Also stripped of their elected posts were key moderates including Thomas Tarry Beasley, commander of the Army of Tennessee (one of the SCV's three geographic divisions), Beasley deputy John French, and Beau Cantrell, commander of the Army of the Trans-Mississippi. Beasley and Cantrell lost their posts on the GEC as a result, leaving only staunch Sweeneyites on the governing board.
New elections to these posts are to be held at the SCV national convention this July in Nashville. Already, several hate group members have said they will run.
Sweeney's purged GEC also voted to negotiate a formal break with the MOSB. It removed Louisiana leader Ed Cailleteau and Beau Cantrell, whose GEC membership had just been stripped, as co-chairs of the July convention. At the same time, the GEC donated $10,000 in SCV funds to Lyons' law firm, the Southern Legal Resource Center (SLRC). The SLRC is tied tightly to the SCV radicals — a tie illustrated by the fact that Ron Wilson's daughter, Allison Schaum, has worked for SLRC for years. And Lyons has known Sweeney since the 1990s, when he helped him fight the removal of Confederate plaques from the Texas Supreme Court.

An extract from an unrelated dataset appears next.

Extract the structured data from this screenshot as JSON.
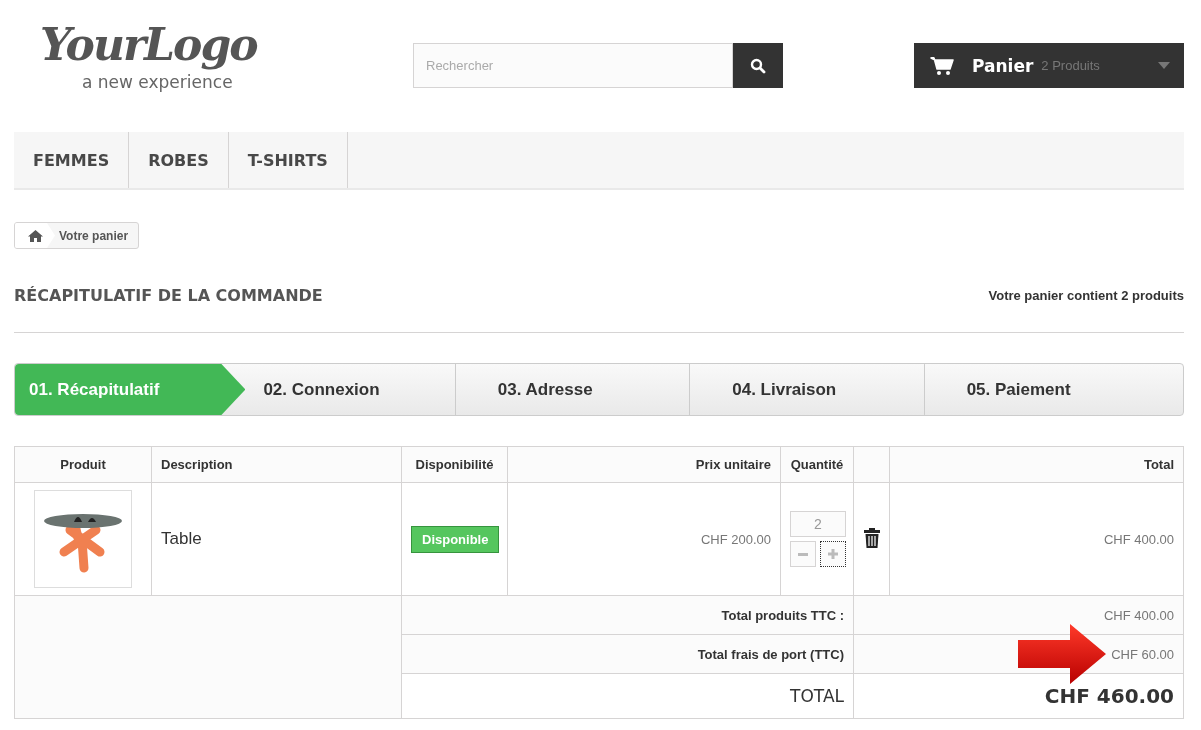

Tempers flared frequently during the day. Toward the end, ex-GEC member Beau Cantrell made a profane hand gesture after being taunted by Jim Pierce, a key SCV radical who has circulated racist caricatures of blacks and has taken lately to signing his E-mails "Uncle Remus." Another SCV member asked a deputy sheriff to arrest Cantrell, and he was taken in. He was later released without charges.
The events of April 23 left moderates throughout the SCV furious, and key leaders denounced what they saw as Sweeney's devious tactics. "In the Missouri division," state commander John Christensen wrote in an e-mail addressed to Sweeney, "we believe we can disagree on an issue without being vile. ... We believe that with free speech and assembly, discussion affords protection against the spread of noxious doctrine. ... The personal vendettas, purges, recriminations and rancor sown by your administration are not good for any organization and may become the seeds of destruction for our beloved Sons of Confederate Veterans."
The battle within the SCV has already cost the organization — which recently had some 36,000 members — "several thousand members," according to Faggert's affidavit. Many have started new groups, including several "Robert E. Lee societies" in North Carolina, that are meant to be non-racist history clubs. In April, a new group called the United Sons of Confederate Veterans also was chartered by Robert Murphree in Mississippi. In the weeks that followed, it appeared that John French — one of those stripped of their elected SCV posts — was taking a leadership role.
French had a warning for those who remain behind, saying in a farewell message that they "will awaken one morning to [find] nothing left of the SCV. All assets will be gone and the once proud organization left to rot." French signed his e-mail, "Mississippi Commander, United Sons of Confederate Veterans."